So why do we feel so compelled to keep checking our phones, and find it so difficult to put them away? Blame dopamine, the reward and pleasure chemical in the brain. Each new email, text or alert gives us a shot of dopamine as we check, open, read, reply and check again. This digital dependency can become an addiction. Humans are drawn to novelty (new alerts) and love being needed (this person has written to me, I must answer them now). We become digitally dependent because the instant pleasure is easier to focus on than the more difficult discussion needed at a meeting, which can’t be answered with a quick text or a well-chosen emoticon.
In any behaviour, we are either rewarded by others (and keep doing the same thing) or punished (which makes us change). When someone brings out their phone in a meeting, it gives everyone else the excuse they need to check theirs. We enable and reward each other’s digital dependency because it gives us an excuse to indulge in our own.
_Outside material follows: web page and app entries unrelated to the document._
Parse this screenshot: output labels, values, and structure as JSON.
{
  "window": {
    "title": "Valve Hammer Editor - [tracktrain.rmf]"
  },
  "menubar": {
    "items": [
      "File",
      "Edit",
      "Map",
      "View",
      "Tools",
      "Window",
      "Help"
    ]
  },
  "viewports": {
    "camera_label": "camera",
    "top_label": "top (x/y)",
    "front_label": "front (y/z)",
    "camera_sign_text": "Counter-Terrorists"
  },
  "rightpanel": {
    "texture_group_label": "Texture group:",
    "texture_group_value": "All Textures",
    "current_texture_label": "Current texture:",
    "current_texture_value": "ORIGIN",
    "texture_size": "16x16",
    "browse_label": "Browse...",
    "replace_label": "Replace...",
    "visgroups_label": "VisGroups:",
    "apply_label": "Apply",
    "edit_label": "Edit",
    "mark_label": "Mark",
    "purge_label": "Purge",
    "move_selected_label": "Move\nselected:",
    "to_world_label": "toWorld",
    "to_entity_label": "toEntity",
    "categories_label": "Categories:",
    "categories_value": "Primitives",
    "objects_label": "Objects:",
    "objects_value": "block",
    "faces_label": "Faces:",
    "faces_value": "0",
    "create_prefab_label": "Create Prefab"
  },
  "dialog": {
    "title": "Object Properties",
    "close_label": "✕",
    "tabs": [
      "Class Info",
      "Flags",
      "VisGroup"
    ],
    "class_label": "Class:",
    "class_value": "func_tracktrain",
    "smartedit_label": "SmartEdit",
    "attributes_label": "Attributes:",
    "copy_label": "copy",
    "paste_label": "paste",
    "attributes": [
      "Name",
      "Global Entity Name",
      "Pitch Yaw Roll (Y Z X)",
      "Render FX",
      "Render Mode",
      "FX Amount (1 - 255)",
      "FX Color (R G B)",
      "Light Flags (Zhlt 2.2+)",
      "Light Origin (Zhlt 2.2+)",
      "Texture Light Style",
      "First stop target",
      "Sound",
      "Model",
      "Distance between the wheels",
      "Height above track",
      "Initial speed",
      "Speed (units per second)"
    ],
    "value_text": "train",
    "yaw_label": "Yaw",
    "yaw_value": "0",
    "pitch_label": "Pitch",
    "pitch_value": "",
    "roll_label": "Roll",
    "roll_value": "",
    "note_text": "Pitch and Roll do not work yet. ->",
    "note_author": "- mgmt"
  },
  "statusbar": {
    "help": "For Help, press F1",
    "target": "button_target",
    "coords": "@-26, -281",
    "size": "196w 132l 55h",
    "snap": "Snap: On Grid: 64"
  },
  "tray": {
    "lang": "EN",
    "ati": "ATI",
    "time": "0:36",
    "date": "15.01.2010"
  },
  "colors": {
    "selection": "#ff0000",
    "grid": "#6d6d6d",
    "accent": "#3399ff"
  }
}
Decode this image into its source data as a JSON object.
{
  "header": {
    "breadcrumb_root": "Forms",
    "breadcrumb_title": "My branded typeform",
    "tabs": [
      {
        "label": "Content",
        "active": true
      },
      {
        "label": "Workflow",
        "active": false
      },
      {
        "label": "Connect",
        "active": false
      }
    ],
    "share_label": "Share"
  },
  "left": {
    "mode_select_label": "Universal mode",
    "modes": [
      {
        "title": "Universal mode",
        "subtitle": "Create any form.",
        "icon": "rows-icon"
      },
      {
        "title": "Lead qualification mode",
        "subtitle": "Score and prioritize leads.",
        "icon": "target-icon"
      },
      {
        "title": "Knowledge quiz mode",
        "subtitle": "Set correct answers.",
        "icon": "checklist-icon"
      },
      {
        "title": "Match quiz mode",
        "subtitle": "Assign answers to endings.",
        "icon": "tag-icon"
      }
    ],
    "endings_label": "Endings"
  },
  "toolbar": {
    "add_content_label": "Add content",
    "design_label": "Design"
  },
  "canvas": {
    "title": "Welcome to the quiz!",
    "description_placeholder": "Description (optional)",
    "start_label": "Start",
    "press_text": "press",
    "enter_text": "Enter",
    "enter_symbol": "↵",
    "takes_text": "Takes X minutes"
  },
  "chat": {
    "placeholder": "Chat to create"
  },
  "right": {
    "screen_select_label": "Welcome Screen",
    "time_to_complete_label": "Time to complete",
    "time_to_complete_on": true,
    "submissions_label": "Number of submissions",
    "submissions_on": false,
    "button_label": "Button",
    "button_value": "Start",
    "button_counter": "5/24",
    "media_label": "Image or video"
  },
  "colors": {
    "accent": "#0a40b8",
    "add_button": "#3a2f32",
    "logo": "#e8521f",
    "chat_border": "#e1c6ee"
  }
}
When we multi-task in important meetings we are not present or focused on the important debates and decisions. In email culture, the speed of the reply feels just as important (if not more so) than the response. So if you combine doing emails with participating in a meeting, it is hard to switch your behaviour from quick fire email thinking to a deep and considered debate. Digital dependency can mean shallow decisions.
A US study showed that 68% of people check their emails before 8am each day, and before they sleep at night, equaling an extra day per week worked. This means both our attention and energy levels are literally used up, leaving less time for us to connect as people. Psychologists have found evidence mobiles can have negative effects on closeness, connection, and conversation quality between people. Ironically, because we feel connected to each other via email, we place less value on face to face time. If you’ve emailed someone first thing you feel you’ve already communicated, no need for further interaction, even if it was one-sided.
To overcome digital dependency, start a digital detox during meetings. I’m the first to admit that I rely heavily on my smartphone; it helps me run my business and my life. But, when I’m in any meeting I put my own phone and laptop away completely (which means out of sight, on silent, and not on my person), and require everyone else to do the same.
The workshops I run with big global companies are with very senior, very busy people, sometimes with big egos to match, and it can be hard to get them to follow suit. But, by taking the time to explain the points above, even the most important people are persuaded to follow the digital detox meeting rule.
Quality face to face time is rare. Let’s value it and respect each other by looking up, being present, putting away phones and laptops, and having a proper meeting.
Pam Hamilton is the author of The Workshop Book, how to design and lead successful workshops. Her company “Paraffin” is a global consultancy based in the Portsmouth Guildhall that runs innovation and training projects for FMCG, Media and Financial Services clients.